++++ RECORDS

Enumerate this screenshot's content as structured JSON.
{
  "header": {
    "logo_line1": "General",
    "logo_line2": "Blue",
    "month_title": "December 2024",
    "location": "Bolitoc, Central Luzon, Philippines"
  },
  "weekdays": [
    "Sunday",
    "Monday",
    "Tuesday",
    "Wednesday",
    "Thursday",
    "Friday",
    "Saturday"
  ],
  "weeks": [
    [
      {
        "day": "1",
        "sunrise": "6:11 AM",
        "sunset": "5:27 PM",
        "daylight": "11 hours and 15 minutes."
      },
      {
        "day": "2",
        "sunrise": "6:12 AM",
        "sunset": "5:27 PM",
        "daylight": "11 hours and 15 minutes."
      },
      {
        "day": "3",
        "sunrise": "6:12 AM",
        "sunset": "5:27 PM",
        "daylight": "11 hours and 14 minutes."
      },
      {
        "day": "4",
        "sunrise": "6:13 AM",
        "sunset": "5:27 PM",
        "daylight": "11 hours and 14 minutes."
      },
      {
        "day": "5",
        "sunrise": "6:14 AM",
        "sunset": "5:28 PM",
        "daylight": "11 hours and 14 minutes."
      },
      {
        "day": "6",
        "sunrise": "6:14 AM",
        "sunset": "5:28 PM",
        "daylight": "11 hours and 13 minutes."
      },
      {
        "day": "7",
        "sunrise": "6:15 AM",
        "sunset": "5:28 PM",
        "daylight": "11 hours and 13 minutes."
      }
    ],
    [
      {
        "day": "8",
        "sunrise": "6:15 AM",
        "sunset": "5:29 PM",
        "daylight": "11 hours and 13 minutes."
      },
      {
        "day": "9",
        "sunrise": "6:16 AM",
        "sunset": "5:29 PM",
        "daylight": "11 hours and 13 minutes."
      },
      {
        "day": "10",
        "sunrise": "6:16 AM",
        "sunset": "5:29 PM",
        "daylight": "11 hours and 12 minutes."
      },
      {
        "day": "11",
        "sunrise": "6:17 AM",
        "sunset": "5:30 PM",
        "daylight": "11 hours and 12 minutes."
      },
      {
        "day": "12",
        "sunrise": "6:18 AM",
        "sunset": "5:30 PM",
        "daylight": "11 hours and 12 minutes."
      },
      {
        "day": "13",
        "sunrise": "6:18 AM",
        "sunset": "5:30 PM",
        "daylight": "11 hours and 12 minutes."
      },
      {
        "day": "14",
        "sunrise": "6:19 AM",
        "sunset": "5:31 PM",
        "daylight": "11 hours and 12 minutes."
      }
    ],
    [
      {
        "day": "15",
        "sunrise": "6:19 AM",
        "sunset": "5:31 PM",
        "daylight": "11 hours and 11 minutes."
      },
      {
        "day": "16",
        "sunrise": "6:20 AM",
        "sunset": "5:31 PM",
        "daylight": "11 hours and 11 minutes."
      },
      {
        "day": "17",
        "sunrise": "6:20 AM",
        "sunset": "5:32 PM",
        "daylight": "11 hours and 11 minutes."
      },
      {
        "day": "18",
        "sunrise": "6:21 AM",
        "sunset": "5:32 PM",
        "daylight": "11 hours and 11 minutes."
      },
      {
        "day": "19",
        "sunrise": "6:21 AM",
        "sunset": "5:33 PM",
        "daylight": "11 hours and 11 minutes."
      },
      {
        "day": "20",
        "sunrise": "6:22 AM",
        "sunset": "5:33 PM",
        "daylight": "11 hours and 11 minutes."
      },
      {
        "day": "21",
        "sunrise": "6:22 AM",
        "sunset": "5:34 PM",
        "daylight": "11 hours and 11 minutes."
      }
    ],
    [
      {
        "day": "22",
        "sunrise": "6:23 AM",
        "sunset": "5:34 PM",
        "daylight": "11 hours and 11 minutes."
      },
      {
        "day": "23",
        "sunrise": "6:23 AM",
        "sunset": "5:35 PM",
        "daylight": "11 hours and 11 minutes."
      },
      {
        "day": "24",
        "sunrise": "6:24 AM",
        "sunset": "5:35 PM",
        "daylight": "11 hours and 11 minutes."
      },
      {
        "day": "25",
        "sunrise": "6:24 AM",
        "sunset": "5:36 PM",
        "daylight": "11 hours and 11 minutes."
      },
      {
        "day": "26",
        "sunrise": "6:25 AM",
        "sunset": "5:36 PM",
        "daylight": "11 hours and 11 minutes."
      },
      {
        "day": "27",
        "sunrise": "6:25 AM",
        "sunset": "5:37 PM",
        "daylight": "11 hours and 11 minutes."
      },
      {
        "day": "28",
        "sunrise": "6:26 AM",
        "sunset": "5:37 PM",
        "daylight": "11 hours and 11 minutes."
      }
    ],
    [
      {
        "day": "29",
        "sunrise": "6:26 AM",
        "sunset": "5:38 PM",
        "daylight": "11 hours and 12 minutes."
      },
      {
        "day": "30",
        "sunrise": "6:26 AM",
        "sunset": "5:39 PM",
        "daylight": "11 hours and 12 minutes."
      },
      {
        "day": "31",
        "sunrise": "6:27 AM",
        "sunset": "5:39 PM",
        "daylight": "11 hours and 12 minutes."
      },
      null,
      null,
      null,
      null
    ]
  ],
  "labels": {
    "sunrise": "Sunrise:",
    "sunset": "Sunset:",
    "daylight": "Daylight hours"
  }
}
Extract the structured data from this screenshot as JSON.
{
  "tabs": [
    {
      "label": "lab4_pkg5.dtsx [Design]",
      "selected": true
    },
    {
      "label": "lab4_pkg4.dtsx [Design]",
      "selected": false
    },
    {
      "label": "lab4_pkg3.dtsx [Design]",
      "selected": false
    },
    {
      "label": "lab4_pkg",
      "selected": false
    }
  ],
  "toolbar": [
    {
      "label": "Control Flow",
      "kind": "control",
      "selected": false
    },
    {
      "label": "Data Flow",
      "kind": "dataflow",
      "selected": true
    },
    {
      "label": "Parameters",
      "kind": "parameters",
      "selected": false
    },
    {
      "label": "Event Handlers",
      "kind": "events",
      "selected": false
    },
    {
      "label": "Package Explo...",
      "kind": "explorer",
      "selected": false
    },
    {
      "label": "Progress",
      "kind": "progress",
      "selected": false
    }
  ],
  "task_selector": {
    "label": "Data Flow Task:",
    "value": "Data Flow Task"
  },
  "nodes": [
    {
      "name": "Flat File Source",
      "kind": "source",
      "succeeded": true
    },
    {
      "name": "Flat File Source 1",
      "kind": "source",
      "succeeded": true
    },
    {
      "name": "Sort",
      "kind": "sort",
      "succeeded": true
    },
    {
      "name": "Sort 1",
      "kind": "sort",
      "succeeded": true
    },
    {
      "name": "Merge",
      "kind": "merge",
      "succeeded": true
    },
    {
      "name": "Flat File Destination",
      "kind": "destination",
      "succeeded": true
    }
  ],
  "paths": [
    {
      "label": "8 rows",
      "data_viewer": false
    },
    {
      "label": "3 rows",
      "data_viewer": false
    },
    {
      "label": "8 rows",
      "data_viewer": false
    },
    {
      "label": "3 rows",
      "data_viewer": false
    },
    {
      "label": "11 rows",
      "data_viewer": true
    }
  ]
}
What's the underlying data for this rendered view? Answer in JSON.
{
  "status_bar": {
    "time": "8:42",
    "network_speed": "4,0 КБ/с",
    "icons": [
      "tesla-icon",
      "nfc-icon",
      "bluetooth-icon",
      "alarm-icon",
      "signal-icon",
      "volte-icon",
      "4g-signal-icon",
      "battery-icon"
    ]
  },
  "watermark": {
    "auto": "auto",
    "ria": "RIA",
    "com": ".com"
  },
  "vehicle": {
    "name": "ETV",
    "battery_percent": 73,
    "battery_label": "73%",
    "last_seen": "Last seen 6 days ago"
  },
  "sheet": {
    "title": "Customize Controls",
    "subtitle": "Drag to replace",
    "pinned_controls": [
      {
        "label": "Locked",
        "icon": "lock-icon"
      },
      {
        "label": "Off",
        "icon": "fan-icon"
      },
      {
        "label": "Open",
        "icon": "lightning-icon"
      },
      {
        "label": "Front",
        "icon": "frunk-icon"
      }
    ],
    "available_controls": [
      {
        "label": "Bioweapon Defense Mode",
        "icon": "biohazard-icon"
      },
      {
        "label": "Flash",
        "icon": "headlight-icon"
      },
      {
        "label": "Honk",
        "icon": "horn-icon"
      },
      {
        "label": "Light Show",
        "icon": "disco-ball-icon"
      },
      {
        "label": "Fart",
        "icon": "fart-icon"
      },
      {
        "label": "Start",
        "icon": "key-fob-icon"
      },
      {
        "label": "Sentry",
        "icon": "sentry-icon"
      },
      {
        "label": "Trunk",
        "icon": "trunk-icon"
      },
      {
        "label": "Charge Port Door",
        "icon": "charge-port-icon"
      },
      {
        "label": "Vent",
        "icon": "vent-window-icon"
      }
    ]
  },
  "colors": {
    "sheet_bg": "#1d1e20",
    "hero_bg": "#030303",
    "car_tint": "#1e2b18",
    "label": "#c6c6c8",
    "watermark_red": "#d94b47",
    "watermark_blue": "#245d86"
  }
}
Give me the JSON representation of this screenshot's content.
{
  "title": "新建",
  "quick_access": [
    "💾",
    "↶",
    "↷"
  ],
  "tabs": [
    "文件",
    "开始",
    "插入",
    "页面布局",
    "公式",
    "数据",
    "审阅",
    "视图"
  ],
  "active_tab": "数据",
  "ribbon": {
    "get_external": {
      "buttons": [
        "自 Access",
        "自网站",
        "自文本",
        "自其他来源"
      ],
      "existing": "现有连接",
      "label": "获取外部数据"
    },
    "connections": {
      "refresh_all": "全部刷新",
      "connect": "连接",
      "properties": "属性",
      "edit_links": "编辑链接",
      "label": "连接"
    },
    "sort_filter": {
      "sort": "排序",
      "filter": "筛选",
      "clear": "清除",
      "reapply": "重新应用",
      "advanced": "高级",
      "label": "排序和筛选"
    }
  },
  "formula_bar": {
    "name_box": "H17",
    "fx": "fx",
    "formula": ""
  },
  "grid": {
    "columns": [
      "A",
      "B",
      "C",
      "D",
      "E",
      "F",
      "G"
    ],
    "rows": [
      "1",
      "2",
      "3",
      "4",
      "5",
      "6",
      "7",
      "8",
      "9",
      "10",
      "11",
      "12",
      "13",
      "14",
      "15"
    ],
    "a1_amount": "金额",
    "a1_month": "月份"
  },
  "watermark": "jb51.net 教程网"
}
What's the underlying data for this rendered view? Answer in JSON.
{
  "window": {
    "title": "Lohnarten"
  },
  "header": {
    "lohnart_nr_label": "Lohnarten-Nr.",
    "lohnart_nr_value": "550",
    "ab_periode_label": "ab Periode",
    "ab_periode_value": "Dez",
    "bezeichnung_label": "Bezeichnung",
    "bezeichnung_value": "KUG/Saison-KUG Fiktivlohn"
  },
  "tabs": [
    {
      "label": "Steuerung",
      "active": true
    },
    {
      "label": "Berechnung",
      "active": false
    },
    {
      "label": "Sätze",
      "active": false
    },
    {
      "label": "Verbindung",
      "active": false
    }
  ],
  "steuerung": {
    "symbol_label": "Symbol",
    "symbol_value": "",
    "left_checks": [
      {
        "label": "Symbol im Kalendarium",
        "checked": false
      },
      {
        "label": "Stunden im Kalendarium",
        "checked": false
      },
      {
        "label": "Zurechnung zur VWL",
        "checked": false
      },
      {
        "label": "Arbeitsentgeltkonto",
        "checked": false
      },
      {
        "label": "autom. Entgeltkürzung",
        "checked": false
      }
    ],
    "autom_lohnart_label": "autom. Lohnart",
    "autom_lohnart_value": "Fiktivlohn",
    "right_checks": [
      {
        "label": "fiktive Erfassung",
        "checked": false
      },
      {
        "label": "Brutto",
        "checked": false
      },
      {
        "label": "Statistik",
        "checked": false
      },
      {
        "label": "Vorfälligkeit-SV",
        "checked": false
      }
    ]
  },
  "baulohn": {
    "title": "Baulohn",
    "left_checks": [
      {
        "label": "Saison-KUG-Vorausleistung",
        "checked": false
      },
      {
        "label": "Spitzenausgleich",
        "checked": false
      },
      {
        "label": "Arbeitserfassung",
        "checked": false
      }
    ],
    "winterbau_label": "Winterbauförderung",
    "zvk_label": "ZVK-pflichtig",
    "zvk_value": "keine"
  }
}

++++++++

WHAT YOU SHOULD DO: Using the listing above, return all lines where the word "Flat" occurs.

RESULT OF THIS EXERCISE:
      "name": "Flat File Source",
      "name": "Flat File Source 1",
      "name": "Flat File Destination",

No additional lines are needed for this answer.